College of William and Mary
"Performance Impacts of Autocorrelation in Systems"
Monday December 04, 2006 10:30 AM
Location: 3211, EB II NCSU Centennial Campus
(Visitor parking instructions)
For the case of finite buffer systems, we use measurements from a 3-tier e-commerce server under the TPC-W workload and show the presence and propagation of autocorrelated flows in all tiers of the system, despite the fact that the stochastic processes used to generate this session-based workload are independent. We attribute this effect to the existence of autocorrelation in the service process of one of the tiers. In contrast to systems with independent flows, autocorrelation in the service process may result in very high user system response times despite the fact that bottleneck resources are not highly utilized, and measured throughput and device utilization levels are modest. This, falsely indicates that the system can sustain higher capacities. We present a small queuing network that helps us understand the above counter-intuitive behavior.

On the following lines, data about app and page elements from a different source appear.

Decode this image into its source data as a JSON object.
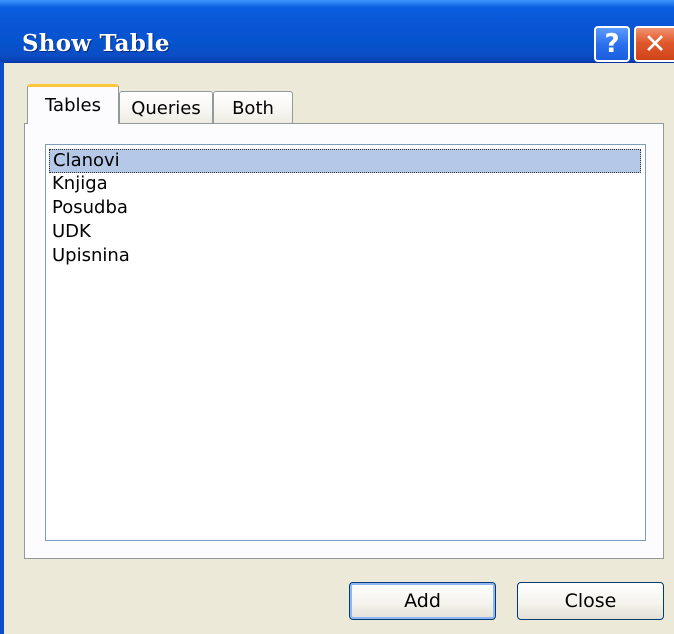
{
  "window": {
    "title": "Show Table",
    "help_button": "?",
    "close_button": "✕"
  },
  "tabs": [
    {
      "label": "Tables",
      "active": true
    },
    {
      "label": "Queries",
      "active": false
    },
    {
      "label": "Both",
      "active": false
    }
  ],
  "table_list": {
    "items": [
      "Clanovi",
      "Knjiga",
      "Posudba",
      "UDK",
      "Upisnina"
    ],
    "selected": "Clanovi"
  },
  "buttons": {
    "add": "Add",
    "close": "Close"
  },
  "colors": {
    "title_bar": "#0553cd",
    "close_button": "#e05a2e",
    "selection": "#b6c8e8",
    "active_tab_accent": "#ffc83c"
  },
  "icons": {
    "help": "help-icon",
    "close": "close-icon"
  }
}
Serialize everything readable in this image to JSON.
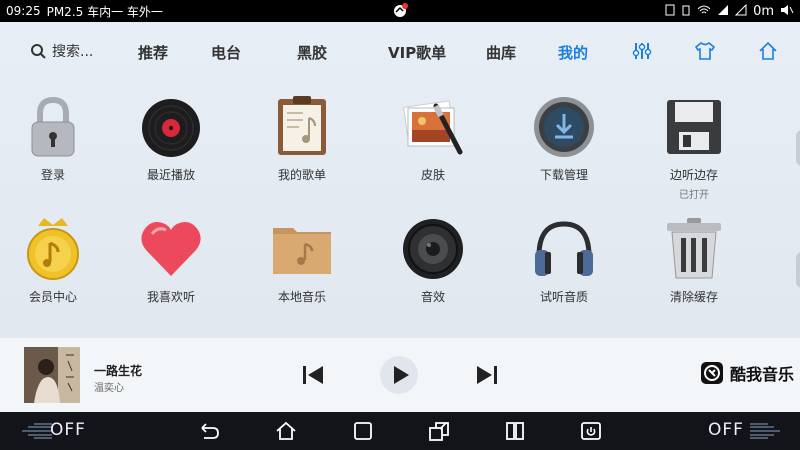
{
  "status_bar": {
    "time": "09:25",
    "air": "PM2.5 车内一 车外一",
    "right_text": "0m"
  },
  "nav": {
    "search_label": "搜索...",
    "tabs": [
      "推荐",
      "电台",
      "黑胶",
      "VIP歌单",
      "曲库",
      "我的"
    ],
    "active_tab": "我的",
    "accent_color": "#1a7fe0",
    "icons": [
      "equalizer-icon",
      "shirt-icon",
      "home-icon"
    ]
  },
  "grid": {
    "row1": [
      {
        "label": "登录",
        "icon": "padlock-icon"
      },
      {
        "label": "最近播放",
        "icon": "vinyl-record-icon"
      },
      {
        "label": "我的歌单",
        "icon": "clipboard-music-icon"
      },
      {
        "label": "皮肤",
        "icon": "photo-brush-icon"
      },
      {
        "label": "下载管理",
        "icon": "download-icon"
      },
      {
        "label": "边听边存",
        "sub": "已打开",
        "icon": "floppy-disk-icon"
      }
    ],
    "row2": [
      {
        "label": "会员中心",
        "icon": "crown-coin-icon"
      },
      {
        "label": "我喜欢听",
        "icon": "heart-icon"
      },
      {
        "label": "本地音乐",
        "icon": "folder-music-icon"
      },
      {
        "label": "音效",
        "icon": "speaker-icon"
      },
      {
        "label": "试听音质",
        "icon": "headphones-icon"
      },
      {
        "label": "清除缓存",
        "icon": "trash-can-icon"
      }
    ]
  },
  "player": {
    "title": "一路生花",
    "artist": "温奕心",
    "brand": "酷我音乐"
  },
  "system_bar": {
    "left_label": "OFF",
    "right_label": "OFF"
  }
}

For a system with infinite buffer size, we consider the problem of load balancing in homogeneous cluster environments admitting jobs with high variability in their execution times. Load balancing in such environment has been shown to heavily depend on the policy's ability to direct jobs to servers according to the job size. The effectiveness of such policies is based on separating 'short' from 'long' jobs, by avoiding having short jobs waiting behind long jobs for service. We show that performance improvements due to this separation quickly vanishes if there the job arrival process to the cluster is autocorrelated. Based on this fact, we devise a new size-based policy (i.e., jobs are still directed to different servers according to their size) but all servers are not equally utilized so that the performance loss due to autocorrelated arrival flows is minimized.
Host: Harry Perros, Computer Science, NCSU